> **PROMPT**: What lines in the records below contain the string "Monitoring"? Copy every one.

(Web page and app entries)
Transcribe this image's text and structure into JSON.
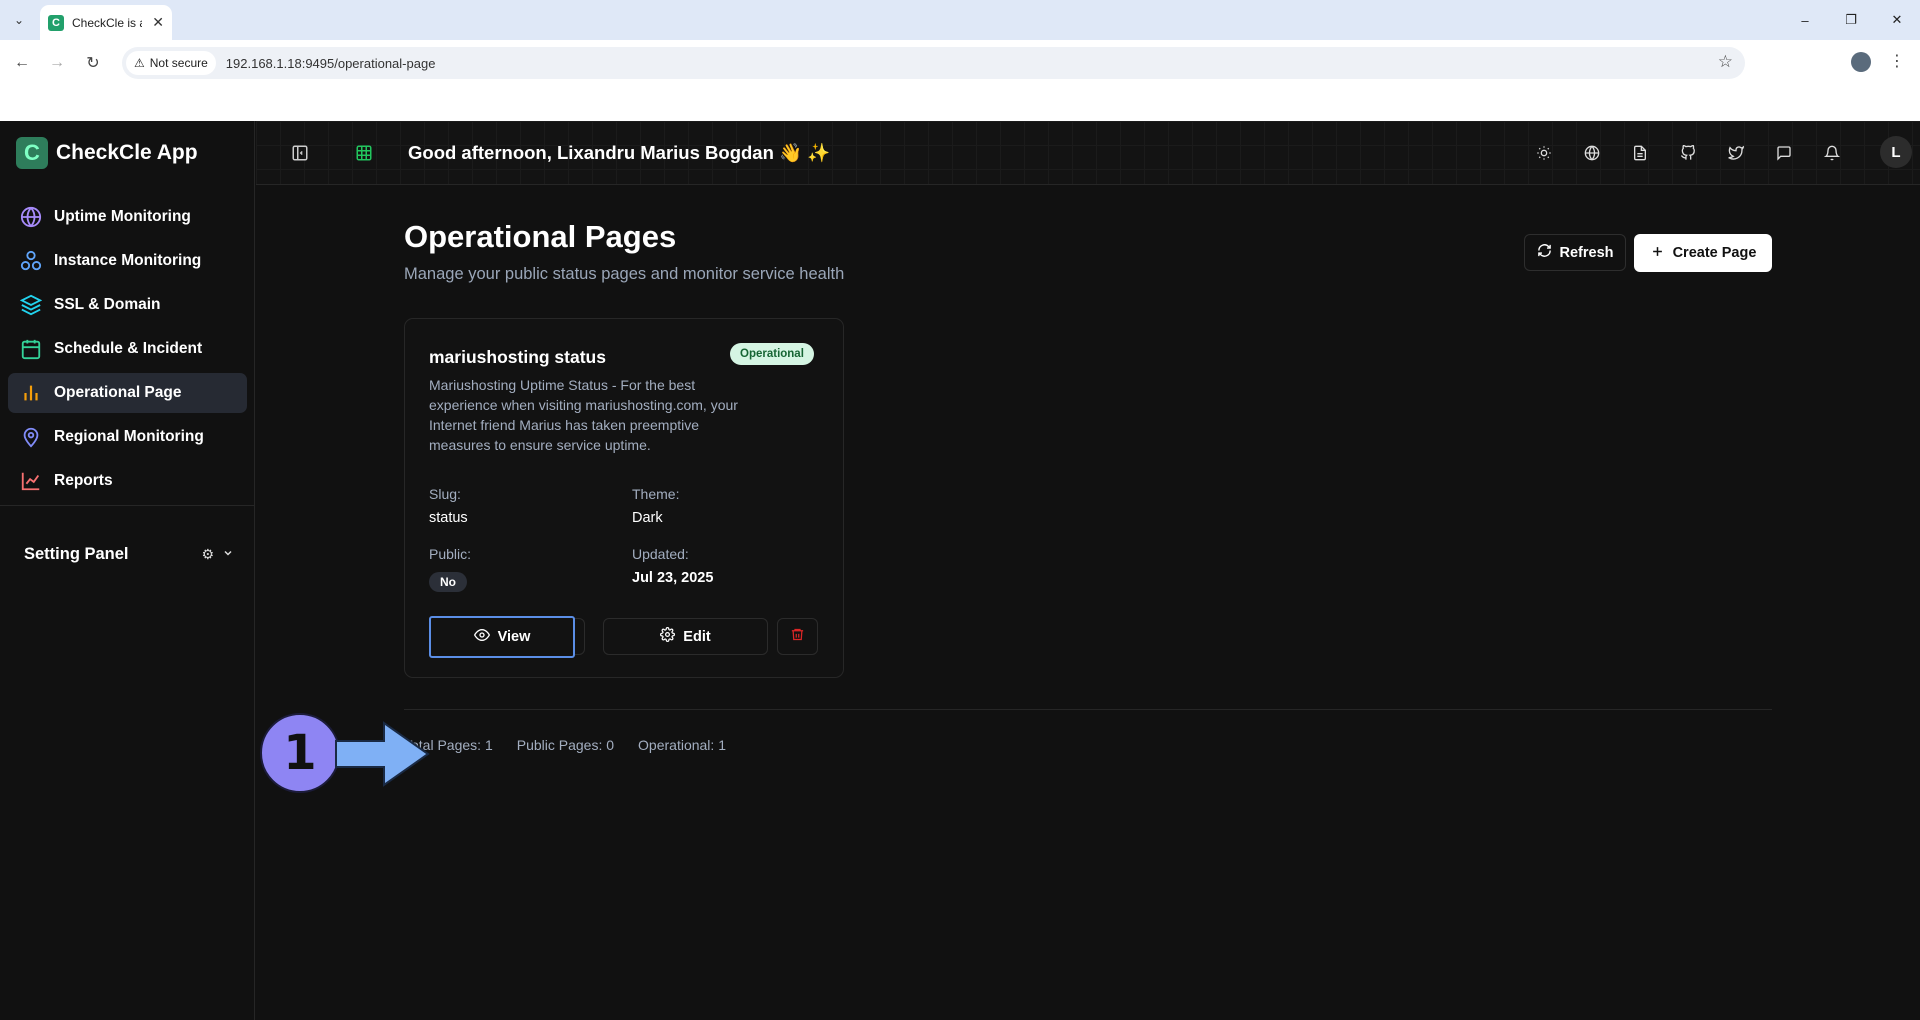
{
  "browser": {
    "tab_title": "CheckCle is a",
    "security_label": "Not secure",
    "url": "192.168.1.18:9495/operational-page"
  },
  "app": {
    "brand": "CheckCle App",
    "greeting": "Good afternoon, Lixandru Marius Bogdan 👋 ✨",
    "user_initial": "L"
  },
  "sidebar": {
    "items": [
      {
        "label": "Uptime Monitoring",
        "icon": "globe-icon",
        "color": "#a78bfa"
      },
      {
        "label": "Instance Monitoring",
        "icon": "boxes-icon",
        "color": "#60a5fa"
      },
      {
        "label": "SSL & Domain",
        "icon": "layers-icon",
        "color": "#22d3ee"
      },
      {
        "label": "Schedule & Incident",
        "icon": "calendar-icon",
        "color": "#34d399"
      },
      {
        "label": "Operational Page",
        "icon": "bar-chart-icon",
        "color": "#f59e0b"
      },
      {
        "label": "Regional Monitoring",
        "icon": "map-pin-icon",
        "color": "#818cf8"
      },
      {
        "label": "Reports",
        "icon": "line-chart-icon",
        "color": "#f87171"
      }
    ],
    "active_index": 4,
    "setting_panel": "Setting Panel"
  },
  "main": {
    "title": "Operational Pages",
    "subtitle": "Manage your public status pages and monitor service health",
    "refresh_label": "Refresh",
    "create_label": "Create Page"
  },
  "card": {
    "title": "mariushosting status",
    "status": "Operational",
    "description": "Mariushosting Uptime Status - For the best experience when visiting mariushosting.com, your Internet friend Marius has taken preemptive measures to ensure service uptime.",
    "slug_label": "Slug:",
    "slug_value": "status",
    "theme_label": "Theme:",
    "theme_value": "Dark",
    "public_label": "Public:",
    "public_value": "No",
    "updated_label": "Updated:",
    "updated_value": "Jul 23, 2025",
    "view_label": "View",
    "edit_label": "Edit"
  },
  "stats": {
    "total": "Total Pages: 1",
    "public": "Public Pages: 0",
    "operational": "Operational: 1"
  },
  "callout": {
    "number": "1",
    "color": "#8e85f3",
    "arrow_color": "#7fb0f5"
  }
}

> **OUTPUT OF THE EXERCISE**:
        "label": "Uptime Monitoring",
        "label": "Instance Monitoring",
        "label": "Regional Monitoring",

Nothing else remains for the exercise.